Harvard and the CIA
WHEN THE DELUGE of stories revealing the involvement of various American universities in the Central Intelligence Agency's controversial MK-ULTRA mind control program of the 1950s first began to pour onto the pages of the nation's papers, administrators from institutions like Stanford and MIT felt obligated to promptly release a full accounting of their universities' participation in the projects. Harvard apparently feels otherwise. Nearly two months have lapsed since Daniel Steiner '54, general counsel to the University, pledged a comprehensive report for public scrutiny on the extent of Harvard's involvement in the MK-ULTRA program.

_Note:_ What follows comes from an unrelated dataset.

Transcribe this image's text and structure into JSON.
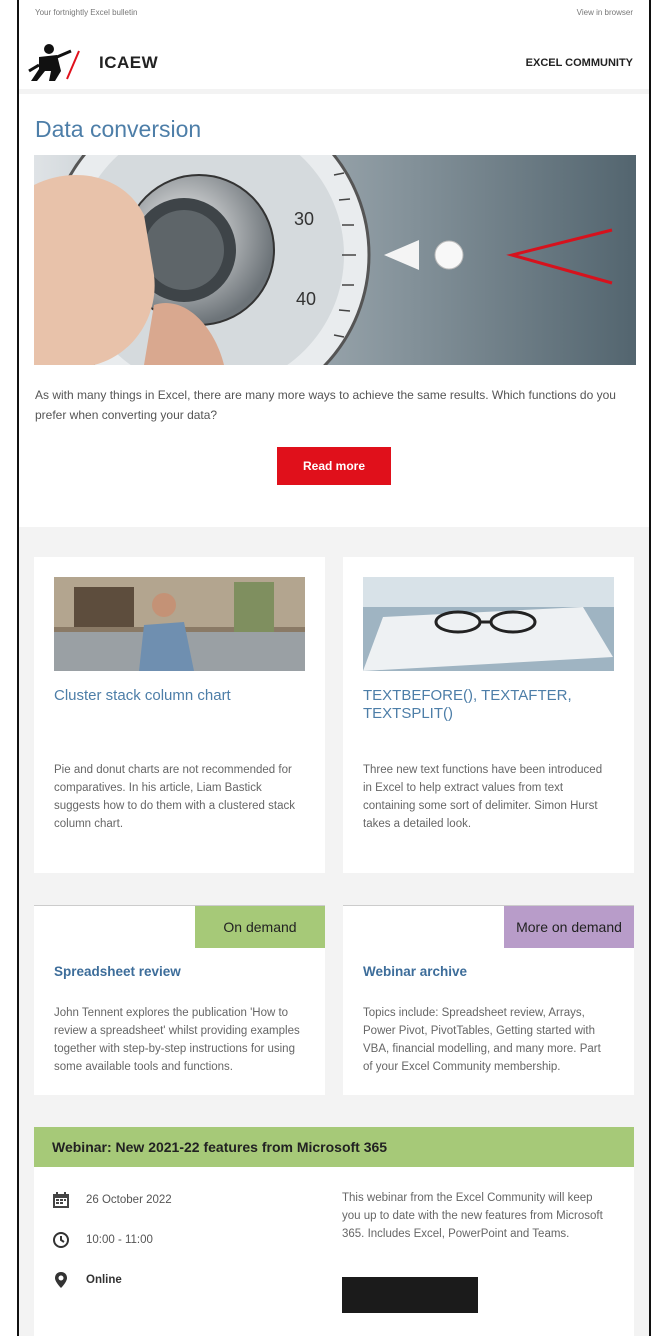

But aside from initially disclosing a Harvard connection with two projects conducted under MK-ULTRA auspices that did not entail drug experimentation, Steiner has consistently put off the fulfillment of his promise.

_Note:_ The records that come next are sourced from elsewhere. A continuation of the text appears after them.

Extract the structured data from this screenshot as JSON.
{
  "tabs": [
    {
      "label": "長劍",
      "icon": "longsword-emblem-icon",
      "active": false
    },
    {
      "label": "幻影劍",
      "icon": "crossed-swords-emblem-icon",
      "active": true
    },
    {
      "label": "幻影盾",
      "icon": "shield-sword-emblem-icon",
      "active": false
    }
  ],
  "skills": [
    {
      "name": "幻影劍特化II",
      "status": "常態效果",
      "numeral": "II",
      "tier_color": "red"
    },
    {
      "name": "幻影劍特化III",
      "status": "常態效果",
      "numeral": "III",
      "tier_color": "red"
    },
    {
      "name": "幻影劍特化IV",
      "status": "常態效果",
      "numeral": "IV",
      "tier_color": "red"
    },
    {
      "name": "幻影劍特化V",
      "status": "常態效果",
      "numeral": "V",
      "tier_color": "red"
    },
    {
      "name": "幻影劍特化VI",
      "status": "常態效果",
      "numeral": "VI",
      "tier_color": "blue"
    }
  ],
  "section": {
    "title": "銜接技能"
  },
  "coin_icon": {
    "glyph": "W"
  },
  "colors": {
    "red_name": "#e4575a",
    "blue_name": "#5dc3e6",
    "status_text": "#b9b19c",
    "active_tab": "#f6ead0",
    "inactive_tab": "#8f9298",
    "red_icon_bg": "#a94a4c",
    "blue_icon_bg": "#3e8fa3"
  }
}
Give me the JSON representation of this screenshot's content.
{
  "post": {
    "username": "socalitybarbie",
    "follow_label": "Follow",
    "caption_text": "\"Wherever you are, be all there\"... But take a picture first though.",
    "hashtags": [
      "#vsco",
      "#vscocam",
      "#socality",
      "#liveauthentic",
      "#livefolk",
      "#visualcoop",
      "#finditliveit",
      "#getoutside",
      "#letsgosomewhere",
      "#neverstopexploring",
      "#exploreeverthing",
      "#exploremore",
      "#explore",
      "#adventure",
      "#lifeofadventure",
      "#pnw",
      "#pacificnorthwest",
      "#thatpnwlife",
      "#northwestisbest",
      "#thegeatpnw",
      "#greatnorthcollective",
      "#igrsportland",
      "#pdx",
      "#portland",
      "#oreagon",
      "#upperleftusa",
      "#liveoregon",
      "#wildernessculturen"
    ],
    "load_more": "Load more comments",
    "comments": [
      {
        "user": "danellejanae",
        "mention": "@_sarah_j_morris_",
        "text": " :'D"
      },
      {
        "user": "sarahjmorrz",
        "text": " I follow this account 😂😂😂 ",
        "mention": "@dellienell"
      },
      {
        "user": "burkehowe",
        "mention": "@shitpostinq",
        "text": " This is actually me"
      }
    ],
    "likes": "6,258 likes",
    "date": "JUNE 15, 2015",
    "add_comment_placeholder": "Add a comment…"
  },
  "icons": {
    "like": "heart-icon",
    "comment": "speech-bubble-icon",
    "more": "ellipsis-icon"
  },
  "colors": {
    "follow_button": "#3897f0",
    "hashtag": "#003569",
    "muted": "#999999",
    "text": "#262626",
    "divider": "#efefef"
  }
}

Perhaps Steiner and University Hall are procrastinating in the hope that the issue of clandestine university cooperation with the intelligence agency's behavior experiments may soon blow over. If such reasoning does indeed prevail within the administration, the University has taken on a cynical perspective that does not square with the spirit of openness and cooperation that prompted President Bok's decision to prepare and release specific guidelines last May regulating the relationship of Harvard faculty members with the CIA. The gravity of the MK-ULTRA issue warrants a thorough airing-out in the immediate future, given the commendable examples set by other universities in this area and the uncertainty aroused by Steiner's delays about Harvard's precise role in the CIA's mind control program.